╭──
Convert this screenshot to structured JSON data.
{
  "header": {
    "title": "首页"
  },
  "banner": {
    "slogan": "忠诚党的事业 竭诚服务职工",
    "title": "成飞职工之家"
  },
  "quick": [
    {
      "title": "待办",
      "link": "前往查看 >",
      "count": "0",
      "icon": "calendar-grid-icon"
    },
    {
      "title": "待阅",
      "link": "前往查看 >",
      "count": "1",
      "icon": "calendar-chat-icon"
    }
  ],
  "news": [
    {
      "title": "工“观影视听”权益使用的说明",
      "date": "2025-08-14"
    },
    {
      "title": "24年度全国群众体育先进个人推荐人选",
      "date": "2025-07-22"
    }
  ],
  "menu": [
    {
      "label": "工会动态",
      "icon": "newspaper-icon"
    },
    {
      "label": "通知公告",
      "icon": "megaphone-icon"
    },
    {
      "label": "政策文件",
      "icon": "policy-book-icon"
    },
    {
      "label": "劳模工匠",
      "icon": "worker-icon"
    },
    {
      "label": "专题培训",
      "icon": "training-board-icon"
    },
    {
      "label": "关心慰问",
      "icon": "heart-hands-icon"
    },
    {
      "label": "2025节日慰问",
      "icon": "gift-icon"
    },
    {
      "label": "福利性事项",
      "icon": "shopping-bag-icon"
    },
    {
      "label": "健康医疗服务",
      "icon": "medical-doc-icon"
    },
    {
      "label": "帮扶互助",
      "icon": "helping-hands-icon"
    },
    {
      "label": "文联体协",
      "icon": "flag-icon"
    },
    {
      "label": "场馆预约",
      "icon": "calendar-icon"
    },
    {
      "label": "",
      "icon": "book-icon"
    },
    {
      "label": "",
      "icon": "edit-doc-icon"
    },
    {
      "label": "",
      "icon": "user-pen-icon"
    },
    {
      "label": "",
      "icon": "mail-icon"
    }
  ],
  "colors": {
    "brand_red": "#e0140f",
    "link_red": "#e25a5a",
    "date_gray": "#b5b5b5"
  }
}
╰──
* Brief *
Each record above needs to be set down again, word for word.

* Result *
Convert this screenshot to structured JSON data.
{
  "header": {
    "title": "首页"
  },
  "banner": {
    "slogan": "忠诚党的事业 竭诚服务职工",
    "title": "成飞职工之家"
  },
  "quick": [
    {
      "title": "待办",
      "link": "前往查看 >",
      "count": "0",
      "icon": "calendar-grid-icon"
    },
    {
      "title": "待阅",
      "link": "前往查看 >",
      "count": "1",
      "icon": "calendar-chat-icon"
    }
  ],
  "news": [
    {
      "title": "工“观影视听”权益使用的说明",
      "date": "2025-08-14"
    },
    {
      "title": "24年度全国群众体育先进个人推荐人选",
      "date": "2025-07-22"
    }
  ],
  "menu": [
    {
      "label": "工会动态",
      "icon": "newspaper-icon"
    },
    {
      "label": "通知公告",
      "icon": "megaphone-icon"
    },
    {
      "label": "政策文件",
      "icon": "policy-book-icon"
    },
    {
      "label": "劳模工匠",
      "icon": "worker-icon"
    },
    {
      "label": "专题培训",
      "icon": "training-board-icon"
    },
    {
      "label": "关心慰问",
      "icon": "heart-hands-icon"
    },
    {
      "label": "2025节日慰问",
      "icon": "gift-icon"
    },
    {
      "label": "福利性事项",
      "icon": "shopping-bag-icon"
    },
    {
      "label": "健康医疗服务",
      "icon": "medical-doc-icon"
    },
    {
      "label": "帮扶互助",
      "icon": "helping-hands-icon"
    },
    {
      "label": "文联体协",
      "icon": "flag-icon"
    },
    {
      "label": "场馆预约",
      "icon": "calendar-icon"
    },
    {
      "label": "",
      "icon": "book-icon"
    },
    {
      "label": "",
      "icon": "edit-doc-icon"
    },
    {
      "label": "",
      "icon": "user-pen-icon"
    },
    {
      "label": "",
      "icon": "mail-icon"
    }
  ],
  "colors": {
    "brand_red": "#e0140f",
    "link_red": "#e25a5a",
    "date_gray": "#b5b5b5"
  }
}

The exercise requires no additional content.